TASK ITEM: Copy out the data from the line containing "What's the underlying" to its last line, exactly. No pictures.

PROVIDED DATA:

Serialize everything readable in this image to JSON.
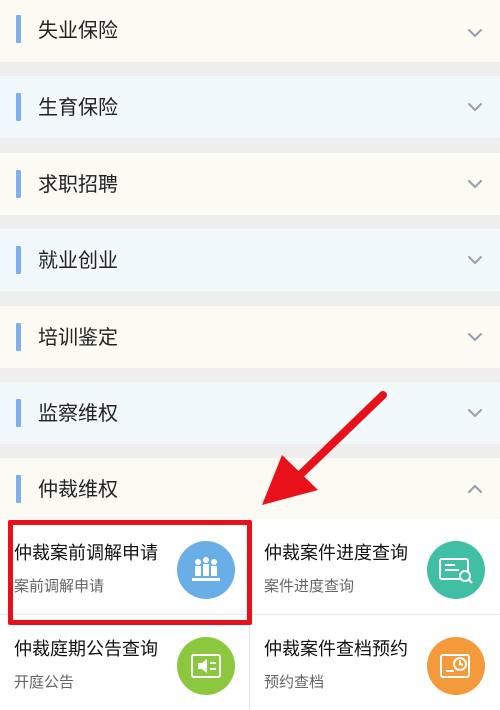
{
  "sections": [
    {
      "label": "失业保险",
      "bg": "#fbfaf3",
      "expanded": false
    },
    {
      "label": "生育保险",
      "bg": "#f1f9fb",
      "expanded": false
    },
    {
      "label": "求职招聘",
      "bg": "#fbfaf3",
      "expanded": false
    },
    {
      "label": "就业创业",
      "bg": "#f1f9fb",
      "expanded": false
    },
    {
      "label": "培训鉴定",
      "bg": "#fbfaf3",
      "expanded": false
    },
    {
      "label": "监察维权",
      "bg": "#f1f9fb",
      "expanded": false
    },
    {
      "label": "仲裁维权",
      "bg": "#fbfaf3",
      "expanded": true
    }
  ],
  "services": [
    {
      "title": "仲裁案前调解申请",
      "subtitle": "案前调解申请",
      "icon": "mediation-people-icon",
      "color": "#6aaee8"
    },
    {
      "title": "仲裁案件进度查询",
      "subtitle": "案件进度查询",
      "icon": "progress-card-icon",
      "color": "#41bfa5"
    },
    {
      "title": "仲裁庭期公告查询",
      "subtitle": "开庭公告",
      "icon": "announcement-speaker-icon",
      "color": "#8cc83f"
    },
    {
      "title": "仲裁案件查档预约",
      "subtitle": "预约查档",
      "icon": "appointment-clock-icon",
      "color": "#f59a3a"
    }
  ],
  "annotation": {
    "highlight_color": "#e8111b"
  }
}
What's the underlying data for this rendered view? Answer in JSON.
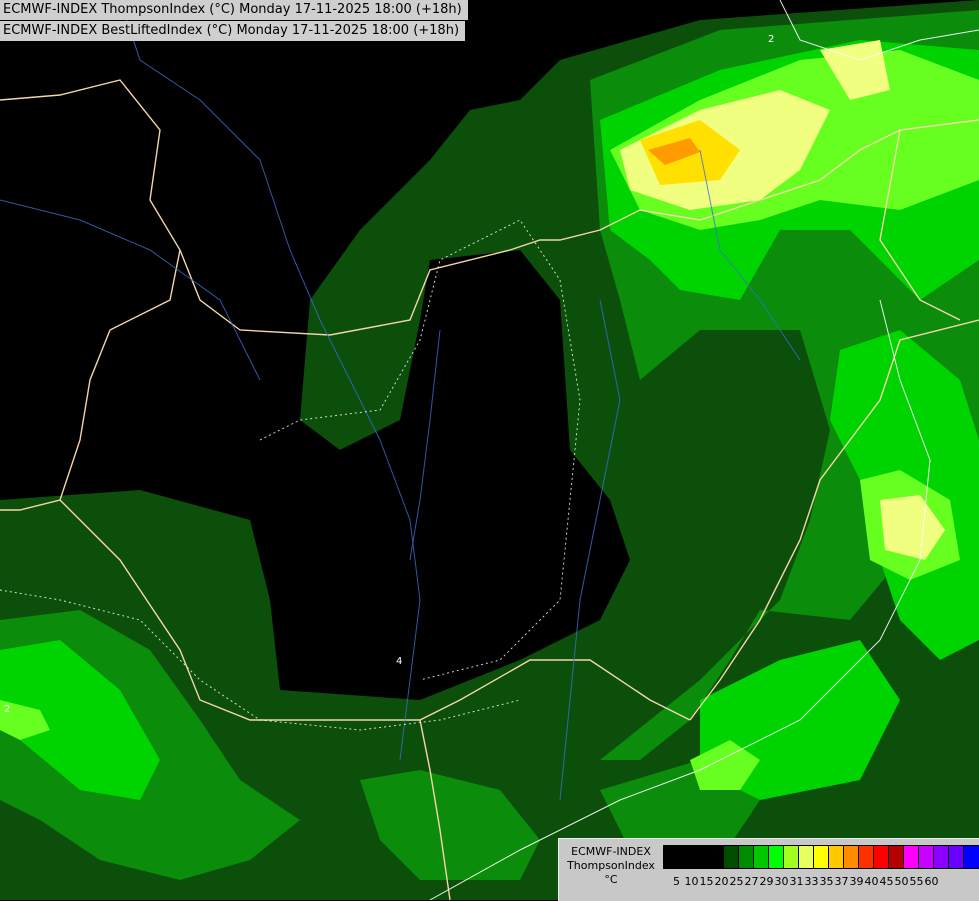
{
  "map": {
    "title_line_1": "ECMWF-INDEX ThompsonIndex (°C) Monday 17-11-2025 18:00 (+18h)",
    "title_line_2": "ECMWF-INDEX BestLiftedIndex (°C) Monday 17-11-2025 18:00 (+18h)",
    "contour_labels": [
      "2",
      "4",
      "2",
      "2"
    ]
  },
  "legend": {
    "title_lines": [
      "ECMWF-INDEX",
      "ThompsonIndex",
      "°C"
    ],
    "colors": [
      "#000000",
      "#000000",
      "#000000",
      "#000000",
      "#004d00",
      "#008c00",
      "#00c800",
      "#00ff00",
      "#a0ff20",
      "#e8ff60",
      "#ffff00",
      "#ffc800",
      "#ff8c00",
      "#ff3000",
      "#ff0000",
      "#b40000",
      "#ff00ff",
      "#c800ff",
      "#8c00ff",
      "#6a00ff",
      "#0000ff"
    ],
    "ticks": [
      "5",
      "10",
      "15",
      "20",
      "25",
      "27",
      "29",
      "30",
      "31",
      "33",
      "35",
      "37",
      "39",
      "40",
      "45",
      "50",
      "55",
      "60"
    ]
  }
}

WRITTEN ANSWER:
What's the underlying data for this rendered view? Answer in JSON.
{
  "map": {
    "title_line_1": "ECMWF-INDEX ThompsonIndex (°C) Monday 17-11-2025 18:00 (+18h)",
    "title_line_2": "ECMWF-INDEX BestLiftedIndex (°C) Monday 17-11-2025 18:00 (+18h)",
    "contour_labels": [
      "2",
      "4",
      "2",
      "2"
    ]
  },
  "legend": {
    "title_lines": [
      "ECMWF-INDEX",
      "ThompsonIndex",
      "°C"
    ],
    "colors": [
      "#000000",
      "#000000",
      "#000000",
      "#000000",
      "#004d00",
      "#008c00",
      "#00c800",
      "#00ff00",
      "#a0ff20",
      "#e8ff60",
      "#ffff00",
      "#ffc800",
      "#ff8c00",
      "#ff3000",
      "#ff0000",
      "#b40000",
      "#ff00ff",
      "#c800ff",
      "#8c00ff",
      "#6a00ff",
      "#0000ff"
    ],
    "ticks": [
      "5",
      "10",
      "15",
      "20",
      "25",
      "27",
      "29",
      "30",
      "31",
      "33",
      "35",
      "37",
      "39",
      "40",
      "45",
      "50",
      "55",
      "60"
    ]
  }
}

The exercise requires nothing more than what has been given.